The word messiah – the dream it represented – caught at my heart and dared me to feel the hope I had locked away for so long. But we’d seen others rise up against the Romans, only to be crushed bringing greater oppression, more soldiers, and more suffering. What would this Jesus of Nazareth do?  Would he appear with men at arms ready to make trouble? 

At last, we were close to Jerusalem.  There were thousands and thousands of people now, streaming, pouring toward the gates. Most were dirty and hungry. They arrived riding and walking…  old and young people… the rich and the poor now side by side…  I could no longer make out distinct voices – just the sound of humanity’s laughter and tears merging into a insistent living hum. Onward we thousands flowed, streams combining into a great river surging toward Jerusalem.

All at once, I became aware of something happening behind me.  Others must have felt it too because many of us were looking back and a hush spread quickly over the multitudes. “Hosanna! Save us!” I heard. “Hosanna!  Hosanna!  Jesus, Messiah!
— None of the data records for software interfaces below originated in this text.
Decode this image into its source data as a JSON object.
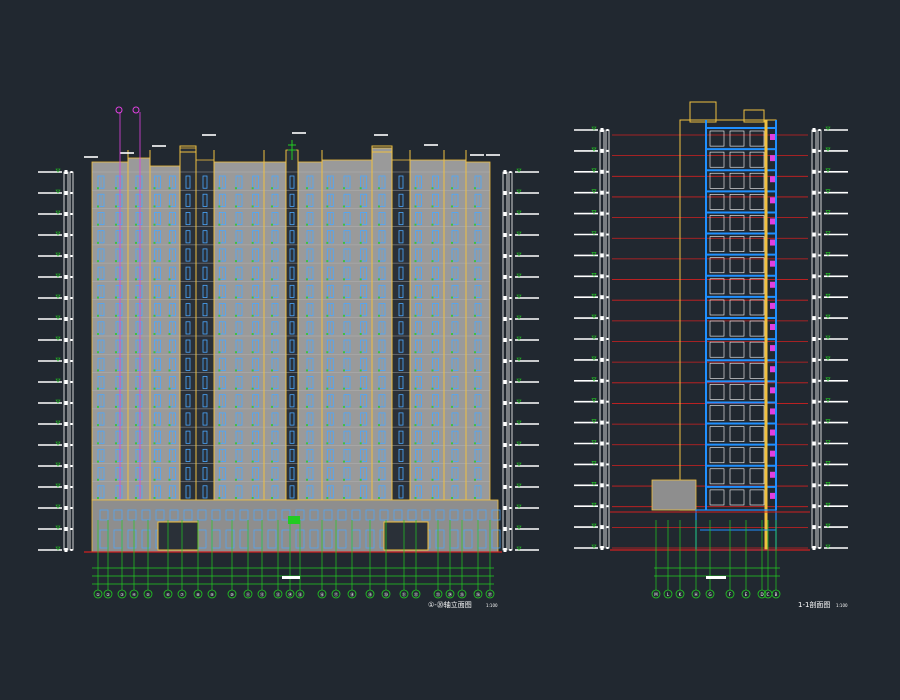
{
  "drawing": {
    "background": "#212830",
    "colors": {
      "wall": "#e8e8e8",
      "facade": "#9a9a9a",
      "frame": "#f0c040",
      "window_blue": "#4aa8ff",
      "window_green": "#40c040",
      "axis_green": "#22cc22",
      "axis_red": "#d02020",
      "slab_cyan": "#2090ff",
      "magenta": "#e040e0",
      "white": "#ffffff"
    },
    "elevation": {
      "title": "①-⑳轴立面图",
      "scale": "1:100",
      "axis_labels": [
        "①",
        "②",
        "③",
        "④",
        "⑤",
        "⑥",
        "⑦",
        "⑧",
        "⑨",
        "⑩",
        "⑪",
        "⑫",
        "⑬",
        "⑭",
        "⑮",
        "⑯",
        "⑰",
        "⑱",
        "⑲",
        "⑳",
        "㉑",
        "㉒",
        "㉓",
        "㉔",
        "㉕",
        "㉖",
        "㉗",
        "㉘"
      ],
      "floors": 18
    },
    "section": {
      "title": "1-1剖面图",
      "scale": "1:100",
      "axis_labels": [
        "M",
        "L",
        "K",
        "H",
        "G",
        "F",
        "E",
        "D",
        "C",
        "B",
        "A"
      ],
      "floors": 18
    }
  }
}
Hosanna!” I strained to see where these shouts were coming from.  At the back of the crowd, someone was coming. “Hosanna! Hosanna!” I heard the name Jesus being called out again and again, louder now, but I could not see through the throng to the object of the cries. I moved closer to where I thought this Jesus might come through the crowd.  I looked for swords and pikes, for the glint of sharpened blades. I looked for horses, ready for battle.  Where was the warrior king who was to save us?

The excited sounds drew nearer. Hopeful shouts filled the air. Worried faces – eyes darting here and there to monitor the reaction of the Roman soldiers. Hopeful faces, their eyes dark with the longing of people who lived without freedom.
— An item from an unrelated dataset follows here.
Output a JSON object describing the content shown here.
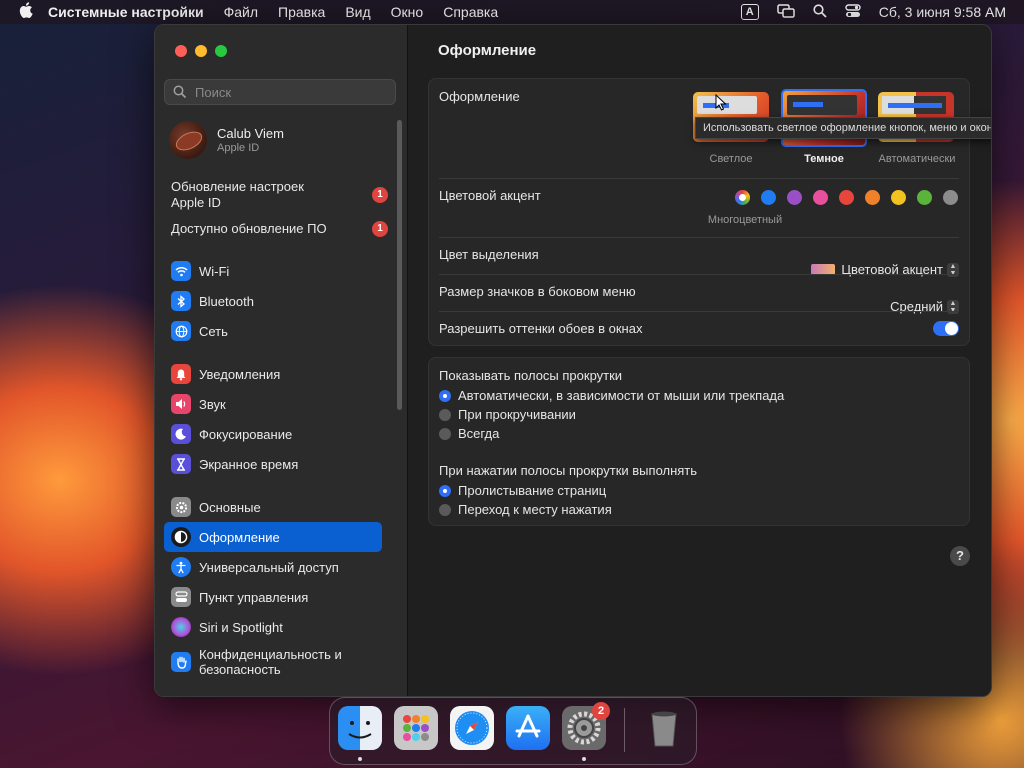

At last, the crowds began to part to allow a small group of people surrounding a mounted rider to pass through. Could this be him?  The Jesus they spoke of?
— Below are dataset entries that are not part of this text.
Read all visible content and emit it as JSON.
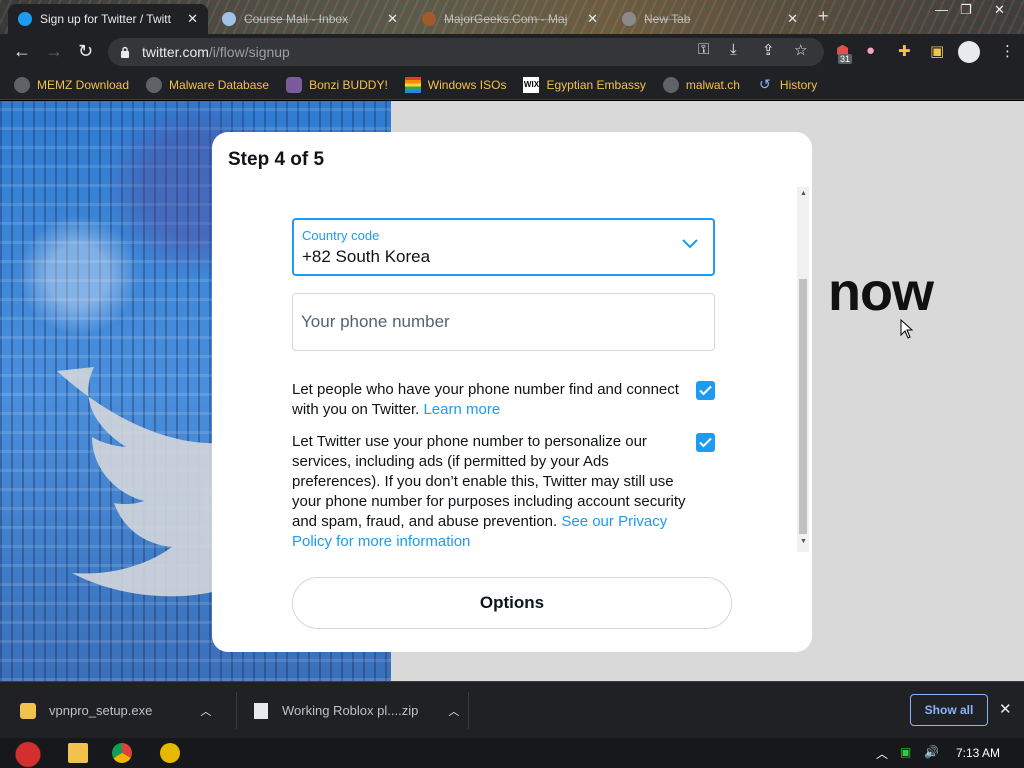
{
  "browser": {
    "tabs": [
      {
        "title": "Sign up for Twitter / Twitt",
        "active": true
      },
      {
        "title": "Course Mail - Inbox",
        "active": false
      },
      {
        "title": "MajorGeeks.Com - Maj",
        "active": false
      },
      {
        "title": "New Tab",
        "active": false
      }
    ],
    "url_host": "twitter.com",
    "url_path": "/i/flow/signup",
    "extension_badge": "31",
    "bookmarks": [
      {
        "label": "MEMZ Download",
        "icon": "globe-icon"
      },
      {
        "label": "Malware Database",
        "icon": "globe-icon"
      },
      {
        "label": "Bonzi BUDDY!",
        "icon": "bonzi-icon"
      },
      {
        "label": "Windows ISOs",
        "icon": "windows-flag-icon"
      },
      {
        "label": "Egyptian Embassy",
        "icon": "wix-icon"
      },
      {
        "label": "malwat.ch",
        "icon": "globe-icon"
      },
      {
        "label": "History",
        "icon": "history-icon"
      }
    ]
  },
  "background": {
    "headline_fragment": "now"
  },
  "modal": {
    "step": "Step 4 of 5",
    "country_label": "Country code",
    "country_value": "+82 South Korea",
    "phone_placeholder": "Your phone number",
    "pref1_text": "Let people who have your phone number find and connect with you on Twitter.",
    "pref1_link": "Learn more",
    "pref1_checked": true,
    "pref2_text": "Let Twitter use your phone number to personalize our services, including ads (if permitted by your Ads preferences). If you don’t enable this, Twitter may still use your phone number for purposes including account security and spam, fraud, and abuse prevention.",
    "pref2_link": "See our Privacy Policy for more information",
    "pref2_checked": true,
    "options_button": "Options"
  },
  "downloads": {
    "items": [
      {
        "name": "vpnpro_setup.exe"
      },
      {
        "name": "Working Roblox pl....zip"
      }
    ],
    "show_all": "Show all"
  },
  "taskbar": {
    "time": "7:13 AM"
  },
  "colors": {
    "accent": "#1d9bf0",
    "chrome_dark": "#202124",
    "bookmark_text": "#f2c14e"
  }
}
The man they surrounded – the man they looked upon with faces full of such hope and adoration – was no king.  Dirty and tired looking, he rode slowly on the foal of a donkey.  As the rider slowly moved forward, his followers ran stumbling forward holding branches and cloaks to throw ahead of him. Others began to join in. Leaves and fronds appeared as if from nowhere to form a path, welcoming this man Jesus to the holy city in a manner more fitting of a great victorious king than the bedraggled figure he appeared!

I walked closer toward him.  The singing and shouting became louder.  Some of the women were crying, but not in sorrow.  Some sang through their tears. 

I lost sight of my companions, and turned to move back toward where I last saw them but the swell of the crowd propelled me like a cork on the sea. When I turned back again,  I found myself next to the man on the colt.  I could see his face clearly now.  He bore the dust and weariness of the journey as we all did, but in his face there was a hint of more than that somehow. 

I didn’t make a sound, but he turned slowly to look at me.  I was suddenly dizzy – not sure I was still standing at all…  I was falling into the depths behind his eyes and the deep, bottomless sorrow there. I saw the destruction of the temple, slavery in Egypt, the exile in Babylon… All the persecutions of the past and others yet to come.  Among thousands, I was naked and alone in a still place.  Calm and peace spread through my entire body. I felt at that moment that I had been seen, known, and accepted just as I am for the very first time. With the sorrow and joy of the ages, this sad peaceful king smiled at me. 

Freedom would come, I knew then.  It would come not through war, but through love. 

We close with words from Thich Nhat Hanh:

Walk and touch peace every moment.
Walk and touch happiness every moment.
Each step brings a fresh breeze.
Each step makes a flower bloom.
Kiss the Earth with your feet.
Bring the Earth your love and happiness.
The Earth will be safe
when we feel safe in ourselves.